Additionally, the DOL has also proposed increasing the minimum salary threshold under the “highly compensated employee” exemption, which carries a much less stringent “duties” test than the other white-collar exemptions. The DOL has proposed increasing the highly compensated salary threshold from $100,000 annually to $122,148 annually. Moreover, the DOL has also proposed increasing the highly compensated salary threshold annually, either tied to the 90th earnings percentile for all full-time salaried employees or based upon the CPI-U. Therefore, again, under the proposed regulations the baseline figure to qualify for the highly compensated employee exemption will likely increase every year.
Finally, the DOL has also requested comments as to whether or not any of the white-collar duties tests should also be revised, including among other things an upward limit on the amount of non-exempt work an exempt employee may perform (e.g., no more than 50 percent of working time) and/or eliminating the “concurrent duties regulation” (which allows the performance of both exempt and non-exempt duties concurrently). However, at this time, no proposed regulations have been issued by the DOL concerning the white-collar duties tests.
It will be some time before the DOL’s proposed regulations are finalized and implemented. However, once implemented, almost all employers will be affected by the increased salary thresholds if adopted in their current form. It is anticipated that these new salary thresholds will significantly affect industries such as retail, hospitality and other service-oriented enterprises that make significant use of the “mid-level” manager job classification.
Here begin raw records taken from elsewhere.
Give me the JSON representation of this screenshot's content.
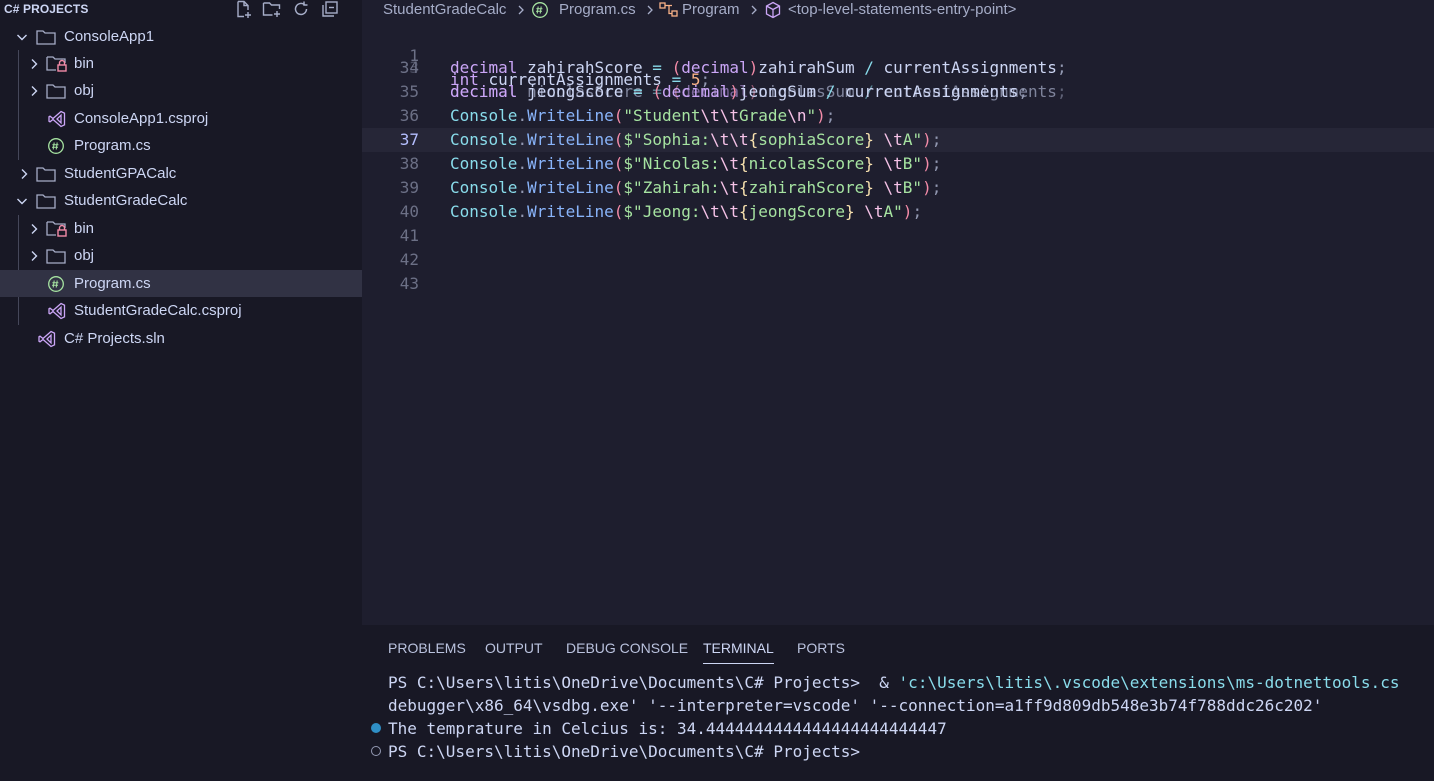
{
  "explorer": {
    "title": "C# PROJECTS",
    "items": [
      {
        "label": "ConsoleApp1",
        "type": "folder",
        "expanded": true
      },
      {
        "label": "bin",
        "type": "folder-locked"
      },
      {
        "label": "obj",
        "type": "folder"
      },
      {
        "label": "ConsoleApp1.csproj",
        "type": "csproj"
      },
      {
        "label": "Program.cs",
        "type": "csharp"
      },
      {
        "label": "StudentGPACalc",
        "type": "folder",
        "expanded": false
      },
      {
        "label": "StudentGradeCalc",
        "type": "folder",
        "expanded": true
      },
      {
        "label": "bin",
        "type": "folder-locked"
      },
      {
        "label": "obj",
        "type": "folder"
      },
      {
        "label": "Program.cs",
        "type": "csharp",
        "selected": true
      },
      {
        "label": "StudentGradeCalc.csproj",
        "type": "csproj"
      },
      {
        "label": "C# Projects.sln",
        "type": "sln"
      }
    ]
  },
  "breadcrumb": {
    "folder": "StudentGradeCalc",
    "file": "Program.cs",
    "symbol": "Program",
    "member": "<top-level-statements-entry-point>"
  },
  "editor": {
    "sticky": {
      "num": "1",
      "tokens": [
        {
          "t": "int",
          "c": "ty"
        },
        {
          "t": " currentAssignments ",
          "c": "id"
        },
        {
          "t": "=",
          "c": "op"
        },
        {
          "t": " ",
          "c": "id"
        },
        {
          "t": "5",
          "c": "num"
        },
        {
          "t": ";",
          "c": "pun"
        }
      ]
    },
    "partial_line": {
      "num": "33",
      "tokens": [
        {
          "t": "decimal",
          "c": "ty"
        },
        {
          "t": " nicolasScore ",
          "c": "id"
        },
        {
          "t": "=",
          "c": "op"
        },
        {
          "t": " ",
          "c": "id"
        },
        {
          "t": "(",
          "c": "par"
        },
        {
          "t": "decimal",
          "c": "ty"
        },
        {
          "t": ")",
          "c": "par"
        },
        {
          "t": "nicolasSum ",
          "c": "id"
        },
        {
          "t": "/",
          "c": "op"
        },
        {
          "t": " currentAssignments",
          "c": "id"
        },
        {
          "t": ";",
          "c": "pun"
        }
      ]
    },
    "lines": [
      {
        "num": "34",
        "tokens": [
          {
            "t": "decimal",
            "c": "ty"
          },
          {
            "t": " zahirahScore ",
            "c": "id"
          },
          {
            "t": "=",
            "c": "op"
          },
          {
            "t": " ",
            "c": "id"
          },
          {
            "t": "(",
            "c": "par"
          },
          {
            "t": "decimal",
            "c": "ty"
          },
          {
            "t": ")",
            "c": "par"
          },
          {
            "t": "zahirahSum ",
            "c": "id"
          },
          {
            "t": "/",
            "c": "op"
          },
          {
            "t": " currentAssignments",
            "c": "id"
          },
          {
            "t": ";",
            "c": "pun"
          }
        ]
      },
      {
        "num": "35",
        "tokens": [
          {
            "t": "decimal",
            "c": "ty"
          },
          {
            "t": " jeongScore ",
            "c": "id"
          },
          {
            "t": "=",
            "c": "op"
          },
          {
            "t": " ",
            "c": "id"
          },
          {
            "t": "(",
            "c": "par"
          },
          {
            "t": "decimal",
            "c": "ty"
          },
          {
            "t": ")",
            "c": "par"
          },
          {
            "t": "jeongSum ",
            "c": "id"
          },
          {
            "t": "/",
            "c": "op"
          },
          {
            "t": " currentAssignments",
            "c": "id"
          },
          {
            "t": ";",
            "c": "pun"
          }
        ]
      },
      {
        "num": "36",
        "tokens": [
          {
            "t": "Console",
            "c": "cls"
          },
          {
            "t": ".",
            "c": "pun"
          },
          {
            "t": "WriteLine",
            "c": "fn"
          },
          {
            "t": "(",
            "c": "par"
          },
          {
            "t": "\"Student",
            "c": "str"
          },
          {
            "t": "\\t\\t",
            "c": "esc"
          },
          {
            "t": "Grade",
            "c": "str"
          },
          {
            "t": "\\n",
            "c": "esc"
          },
          {
            "t": "\"",
            "c": "str"
          },
          {
            "t": ")",
            "c": "par"
          },
          {
            "t": ";",
            "c": "pun"
          }
        ]
      },
      {
        "num": "37",
        "current": true,
        "tokens": [
          {
            "t": "Console",
            "c": "cls"
          },
          {
            "t": ".",
            "c": "pun"
          },
          {
            "t": "WriteLine",
            "c": "fn"
          },
          {
            "t": "(",
            "c": "par"
          },
          {
            "t": "$\"Sophia:",
            "c": "str"
          },
          {
            "t": "\\t\\t",
            "c": "esc"
          },
          {
            "t": "{",
            "c": "brc"
          },
          {
            "t": "sophiaScore",
            "c": "str"
          },
          {
            "t": "}",
            "c": "brc"
          },
          {
            "t": " ",
            "c": "str"
          },
          {
            "t": "\\t",
            "c": "esc"
          },
          {
            "t": "A\"",
            "c": "str"
          },
          {
            "t": ")",
            "c": "par"
          },
          {
            "t": ";",
            "c": "pun"
          }
        ]
      },
      {
        "num": "38",
        "tokens": [
          {
            "t": "Console",
            "c": "cls"
          },
          {
            "t": ".",
            "c": "pun"
          },
          {
            "t": "WriteLine",
            "c": "fn"
          },
          {
            "t": "(",
            "c": "par"
          },
          {
            "t": "$\"Nicolas:",
            "c": "str"
          },
          {
            "t": "\\t",
            "c": "esc"
          },
          {
            "t": "{",
            "c": "brc"
          },
          {
            "t": "nicolasScore",
            "c": "str"
          },
          {
            "t": "}",
            "c": "brc"
          },
          {
            "t": " ",
            "c": "str"
          },
          {
            "t": "\\t",
            "c": "esc"
          },
          {
            "t": "B\"",
            "c": "str"
          },
          {
            "t": ")",
            "c": "par"
          },
          {
            "t": ";",
            "c": "pun"
          }
        ]
      },
      {
        "num": "39",
        "tokens": [
          {
            "t": "Console",
            "c": "cls"
          },
          {
            "t": ".",
            "c": "pun"
          },
          {
            "t": "WriteLine",
            "c": "fn"
          },
          {
            "t": "(",
            "c": "par"
          },
          {
            "t": "$\"Zahirah:",
            "c": "str"
          },
          {
            "t": "\\t",
            "c": "esc"
          },
          {
            "t": "{",
            "c": "brc"
          },
          {
            "t": "zahirahScore",
            "c": "str"
          },
          {
            "t": "}",
            "c": "brc"
          },
          {
            "t": " ",
            "c": "str"
          },
          {
            "t": "\\t",
            "c": "esc"
          },
          {
            "t": "B\"",
            "c": "str"
          },
          {
            "t": ")",
            "c": "par"
          },
          {
            "t": ";",
            "c": "pun"
          }
        ]
      },
      {
        "num": "40",
        "tokens": [
          {
            "t": "Console",
            "c": "cls"
          },
          {
            "t": ".",
            "c": "pun"
          },
          {
            "t": "WriteLine",
            "c": "fn"
          },
          {
            "t": "(",
            "c": "par"
          },
          {
            "t": "$\"Jeong:",
            "c": "str"
          },
          {
            "t": "\\t\\t",
            "c": "esc"
          },
          {
            "t": "{",
            "c": "brc"
          },
          {
            "t": "jeongScore",
            "c": "str"
          },
          {
            "t": "}",
            "c": "brc"
          },
          {
            "t": " ",
            "c": "str"
          },
          {
            "t": "\\t",
            "c": "esc"
          },
          {
            "t": "A\"",
            "c": "str"
          },
          {
            "t": ")",
            "c": "par"
          },
          {
            "t": ";",
            "c": "pun"
          }
        ]
      },
      {
        "num": "41",
        "tokens": []
      },
      {
        "num": "42",
        "tokens": []
      },
      {
        "num": "43",
        "tokens": []
      }
    ]
  },
  "panel": {
    "tabs": [
      "PROBLEMS",
      "OUTPUT",
      "DEBUG CONSOLE",
      "TERMINAL",
      "PORTS"
    ],
    "active_tab": "TERMINAL"
  },
  "terminal": {
    "line1_prompt": "PS C:\\Users\\litis\\OneDrive\\Documents\\C# Projects>  & ",
    "line1_path": "'c:\\Users\\litis\\.vscode\\extensions\\ms-dotnettools.cs",
    "line2_path": "debugger\\x86_64\\vsdbg.exe' '--interpreter=vscode' '--connection=a1ff9d809db548e3b74f788ddc26c202'",
    "line3": "The temprature in Celcius is: 34.4444444444444444444444447",
    "line4": "PS C:\\Users\\litis\\OneDrive\\Documents\\C# Projects>"
  },
  "colors": {
    "editor_bg": "#1e1e2e",
    "sidebar_bg": "#181825",
    "selection_bg": "#313244",
    "keyword": "#cba6f7",
    "string": "#a6e3a1",
    "class": "#89dceb",
    "function": "#89b4fa",
    "number": "#fab387"
  }
}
Employers must stay abreast of developments in this regard and ensure their salaried workforce is in compliance with the DOL’s revised regulations.
For more information about this alert, please contact Carolyn D. Richmond at 212.878.7983 or email@example.com, Glenn S. Grindlinger at 212.905.2305 or firstname.lastname@example.org, Alexander W. Leonard at 212.878.7932 or email@example.com or any member of the firm’s Labor & Employment Department.